■ **What the task asks**
Select every line below containing the word "Britan".
━━━ Supplied records ━━━
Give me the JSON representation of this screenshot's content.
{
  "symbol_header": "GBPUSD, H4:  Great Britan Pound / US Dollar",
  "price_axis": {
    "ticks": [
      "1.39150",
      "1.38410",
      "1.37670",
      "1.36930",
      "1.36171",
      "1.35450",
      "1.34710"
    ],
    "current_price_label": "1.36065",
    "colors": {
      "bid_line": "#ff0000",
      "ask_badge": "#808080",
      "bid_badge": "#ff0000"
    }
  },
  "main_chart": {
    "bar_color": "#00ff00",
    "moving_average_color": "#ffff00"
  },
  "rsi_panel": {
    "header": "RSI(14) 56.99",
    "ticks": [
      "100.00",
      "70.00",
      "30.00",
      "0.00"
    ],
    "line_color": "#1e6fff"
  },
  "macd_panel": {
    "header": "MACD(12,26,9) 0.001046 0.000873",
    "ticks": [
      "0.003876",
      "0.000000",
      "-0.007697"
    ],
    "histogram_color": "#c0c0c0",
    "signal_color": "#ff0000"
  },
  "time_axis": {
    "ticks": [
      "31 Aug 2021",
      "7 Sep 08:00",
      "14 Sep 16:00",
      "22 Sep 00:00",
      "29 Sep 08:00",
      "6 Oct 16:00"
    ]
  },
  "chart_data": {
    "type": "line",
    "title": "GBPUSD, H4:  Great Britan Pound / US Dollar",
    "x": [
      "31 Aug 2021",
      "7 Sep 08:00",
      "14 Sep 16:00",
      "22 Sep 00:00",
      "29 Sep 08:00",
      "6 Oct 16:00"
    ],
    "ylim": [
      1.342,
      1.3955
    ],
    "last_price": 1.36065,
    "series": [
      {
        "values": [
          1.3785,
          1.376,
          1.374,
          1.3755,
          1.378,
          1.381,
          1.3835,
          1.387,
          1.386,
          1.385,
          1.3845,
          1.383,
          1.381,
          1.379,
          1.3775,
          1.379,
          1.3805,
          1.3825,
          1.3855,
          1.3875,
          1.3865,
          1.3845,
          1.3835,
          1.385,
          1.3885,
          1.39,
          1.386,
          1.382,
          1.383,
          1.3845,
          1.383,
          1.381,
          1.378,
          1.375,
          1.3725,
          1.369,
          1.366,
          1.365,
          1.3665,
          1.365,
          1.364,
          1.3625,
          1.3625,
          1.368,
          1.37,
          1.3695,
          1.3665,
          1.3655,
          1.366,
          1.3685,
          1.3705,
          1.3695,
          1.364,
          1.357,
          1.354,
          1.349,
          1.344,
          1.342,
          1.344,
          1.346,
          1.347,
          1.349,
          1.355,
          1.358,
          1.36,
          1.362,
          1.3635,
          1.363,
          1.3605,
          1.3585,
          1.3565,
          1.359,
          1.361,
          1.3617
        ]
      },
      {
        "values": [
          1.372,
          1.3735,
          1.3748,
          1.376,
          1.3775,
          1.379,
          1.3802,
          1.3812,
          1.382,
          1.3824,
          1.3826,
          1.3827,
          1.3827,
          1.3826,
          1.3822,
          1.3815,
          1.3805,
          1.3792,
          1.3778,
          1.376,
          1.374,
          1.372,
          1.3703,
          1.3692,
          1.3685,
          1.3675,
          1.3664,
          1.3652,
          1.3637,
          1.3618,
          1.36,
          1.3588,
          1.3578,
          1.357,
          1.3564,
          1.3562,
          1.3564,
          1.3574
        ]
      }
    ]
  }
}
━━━
■ **Answer space**
  "symbol_header": "GBPUSD, H4:  Great Britan Pound / US Dollar",
    "title": "GBPUSD, H4:  Great Britan Pound / US Dollar",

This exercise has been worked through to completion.